How does your research intersect with the field of precision health?
Our lab is interested in evaluating influenza vaccine distribution and overall efficacy throughout Michigan. We are very fortunate to have ongoing influenza and influenza vaccination research (for over a decade!) in our state, and using this rich longitudinal dataset, we hope that geospatial data, coupled with epidemiologic analyses, can provide us insight into potential sources of variation in vaccine efficacy from year to year.

How have Precision Health resources made a difference in your research?
I am very grateful for resources like Precision Health. Having high-quality health data can be difficult to acquire, let alone having spatial and/or temporal components linked to it. Infectious diseases, especially respiratory viruses like influenza, have the greatest opportunity to spread in high population density areas. Michigan Medicine covers the highest population density in the state, and really gives us a reliable source of high-resolution geolocation data.

Why is geolocation/SES data important to the study of infectious disease patterns and vaccination rates, and to health care in general?
Michigan is a diverse state in many regards. The unique characteristics of human populations (racial and ethnic makeups, income, and cultural identities) are among the most pertinent to infectious diseases and public health, especially because not all of Michigan is homogenous. Influenza rates, vaccination availability, adherence, and distribution by product all vary drastically across the state. We hope that by acquiring high-quality geolocated health metrics, we can better elucidate what is driving differences within groups in urban areas, as well as among groups in comparison to rural areas.

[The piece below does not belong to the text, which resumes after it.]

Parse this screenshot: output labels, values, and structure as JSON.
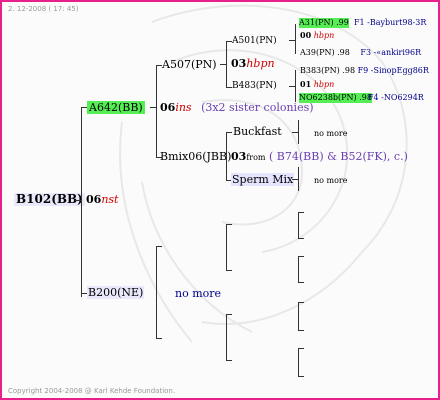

Anything you would like to add?
Our lab utilizes several sources of data to help answer complicated public health questions. We are interdisciplinary and have experts in virology, epidemiology, microbiology, and more. But what ties them all together is understanding the when and where of disease occurrence. This is where spatial data from Precision Health helps so much!